Lessons from Living in a House Designed by William Wurster
What he designed for them is essentially a rectilinear, two-story box that could be constructed on a small budget. Design details such as the ones I have highlighted would make it their new home in their new town by the Bay. One aspect of the plan that I noticed almost immediately when we first saw the house was how the simple detail of a slanted exterior wall on the west facing elevation broke the box and animated the exterior and interior spaces as well as the form of the house. Thus a subtle variation in a strong pattern can have a great effect.
One of Wurster’s modernist touches was the elimination of baseboards throughout the house, except, for some unknown reason, in the bathrooms. The result is that there is no distraction from the door and window trim, which serve as visual frames for the openings. The walls, floors and ceilings are experienced as intersecting planes. When the house was built, the standard wall treatment was plaster over lath. The walls are detailed so that there is a baseboard which is set so that the lath and plaster finish align to allow a smooth surface down to the floor. The result is elegant.
Using half-round and larger, whole-round wood trim, Wurster added simple, easily produced ornamentation that enlivens certain rooms and spaces. For example, in the small bathrooms, half-round trim is used to suggest wainscoting. Even painted to match the walls, this small detail adds shadow and a line that visually expands the horizontal sense of space. Larger, round wood elements are notched and used to frame a tall corner where the slanted roof increases the floor to ceiling height, further enhancing the dynamic of the space. He also specified this type of trim to frame the entry to a small hallway off the upstairs landing, adding dignity and definition to what might otherwise be a an undefined opening adjacent to the trim around a closet door and a large window. Economy does not have to diminish style and quality
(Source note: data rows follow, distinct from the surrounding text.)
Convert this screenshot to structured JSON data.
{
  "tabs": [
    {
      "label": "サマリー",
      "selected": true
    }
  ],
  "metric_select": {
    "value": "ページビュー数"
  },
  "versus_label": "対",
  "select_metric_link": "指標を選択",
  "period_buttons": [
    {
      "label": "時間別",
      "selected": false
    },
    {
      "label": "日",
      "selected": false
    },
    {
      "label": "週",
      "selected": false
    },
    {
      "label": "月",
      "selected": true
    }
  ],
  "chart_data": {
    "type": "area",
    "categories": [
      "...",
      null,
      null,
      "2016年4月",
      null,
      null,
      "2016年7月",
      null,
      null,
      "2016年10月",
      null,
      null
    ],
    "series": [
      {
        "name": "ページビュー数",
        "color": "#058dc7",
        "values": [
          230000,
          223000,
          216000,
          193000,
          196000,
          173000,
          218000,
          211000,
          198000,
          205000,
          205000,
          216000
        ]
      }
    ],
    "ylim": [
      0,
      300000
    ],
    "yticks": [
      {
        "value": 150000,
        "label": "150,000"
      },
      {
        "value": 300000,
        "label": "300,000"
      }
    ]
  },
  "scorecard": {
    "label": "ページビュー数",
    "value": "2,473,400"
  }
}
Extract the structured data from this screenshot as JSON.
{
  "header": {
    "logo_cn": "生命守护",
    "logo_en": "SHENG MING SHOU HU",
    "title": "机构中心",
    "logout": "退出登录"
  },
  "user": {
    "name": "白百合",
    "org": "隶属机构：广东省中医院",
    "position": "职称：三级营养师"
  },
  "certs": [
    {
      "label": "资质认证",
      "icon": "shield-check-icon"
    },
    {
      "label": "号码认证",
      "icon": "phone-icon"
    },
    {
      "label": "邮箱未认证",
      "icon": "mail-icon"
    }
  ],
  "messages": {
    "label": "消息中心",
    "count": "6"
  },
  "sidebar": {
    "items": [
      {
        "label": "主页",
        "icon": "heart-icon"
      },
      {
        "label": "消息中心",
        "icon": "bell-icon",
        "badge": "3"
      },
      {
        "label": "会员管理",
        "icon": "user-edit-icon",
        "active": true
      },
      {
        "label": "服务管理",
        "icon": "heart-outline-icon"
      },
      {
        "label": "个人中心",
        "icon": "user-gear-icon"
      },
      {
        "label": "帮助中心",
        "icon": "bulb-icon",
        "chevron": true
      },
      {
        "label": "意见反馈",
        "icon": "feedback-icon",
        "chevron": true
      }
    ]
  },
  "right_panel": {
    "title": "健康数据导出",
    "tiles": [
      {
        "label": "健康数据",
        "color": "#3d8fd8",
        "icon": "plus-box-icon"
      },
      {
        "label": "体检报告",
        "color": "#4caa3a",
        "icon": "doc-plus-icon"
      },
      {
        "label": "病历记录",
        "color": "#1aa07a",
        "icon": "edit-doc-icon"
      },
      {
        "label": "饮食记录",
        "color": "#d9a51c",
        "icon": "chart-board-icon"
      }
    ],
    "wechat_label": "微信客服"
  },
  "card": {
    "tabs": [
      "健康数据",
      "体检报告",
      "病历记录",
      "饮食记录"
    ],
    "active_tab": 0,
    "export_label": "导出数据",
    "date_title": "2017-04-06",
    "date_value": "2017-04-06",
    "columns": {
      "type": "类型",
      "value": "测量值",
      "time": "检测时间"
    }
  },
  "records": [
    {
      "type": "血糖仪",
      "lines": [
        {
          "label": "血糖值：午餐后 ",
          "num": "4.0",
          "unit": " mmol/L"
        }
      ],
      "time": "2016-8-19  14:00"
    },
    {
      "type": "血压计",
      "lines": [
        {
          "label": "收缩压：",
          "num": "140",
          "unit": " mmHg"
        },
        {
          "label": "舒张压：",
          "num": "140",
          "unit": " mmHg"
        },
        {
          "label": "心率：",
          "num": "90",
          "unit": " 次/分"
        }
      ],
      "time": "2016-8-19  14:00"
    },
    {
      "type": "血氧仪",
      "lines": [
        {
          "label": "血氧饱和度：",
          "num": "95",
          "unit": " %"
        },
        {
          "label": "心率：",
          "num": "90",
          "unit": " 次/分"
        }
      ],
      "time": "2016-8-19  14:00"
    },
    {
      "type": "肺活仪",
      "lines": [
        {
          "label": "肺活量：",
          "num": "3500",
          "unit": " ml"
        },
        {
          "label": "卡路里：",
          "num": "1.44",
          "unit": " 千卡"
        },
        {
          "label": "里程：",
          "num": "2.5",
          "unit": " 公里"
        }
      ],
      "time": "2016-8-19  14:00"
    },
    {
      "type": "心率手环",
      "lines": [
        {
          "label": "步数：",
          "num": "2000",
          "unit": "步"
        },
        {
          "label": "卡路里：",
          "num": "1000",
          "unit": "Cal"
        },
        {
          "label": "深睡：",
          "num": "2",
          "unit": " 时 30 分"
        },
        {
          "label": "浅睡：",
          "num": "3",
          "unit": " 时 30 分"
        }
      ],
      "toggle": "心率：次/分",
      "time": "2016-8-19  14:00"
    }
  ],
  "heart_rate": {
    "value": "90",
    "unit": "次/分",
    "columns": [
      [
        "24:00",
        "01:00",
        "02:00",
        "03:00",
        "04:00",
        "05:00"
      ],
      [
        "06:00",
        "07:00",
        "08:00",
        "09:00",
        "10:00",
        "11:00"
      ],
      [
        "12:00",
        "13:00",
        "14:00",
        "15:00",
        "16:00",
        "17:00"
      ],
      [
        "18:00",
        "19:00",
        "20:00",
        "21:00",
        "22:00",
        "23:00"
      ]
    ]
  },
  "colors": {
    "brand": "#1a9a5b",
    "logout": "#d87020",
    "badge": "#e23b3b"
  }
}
In architecture school I learned that William Wurster was recognized as a seminal figure in the evolution or “Second Phase” of what is recognized as The Bay Area Tradition. Yet it has been the experience of living for many years in a house he designed for construction in 1938, that has given me insight into what inspires great moments in architecture and makes them more than just a “style.” Wurster’s aesthetic of simplicity and responsiveness to the specifics of the site fuel the design of his residential work, giving it both timelessness and livability. The houses he designed are rooted in the land. I now understand and know the truth of Wurster’s statement that: “Architecture is not a goal. Architecture is for life and pleasure and work and for people.”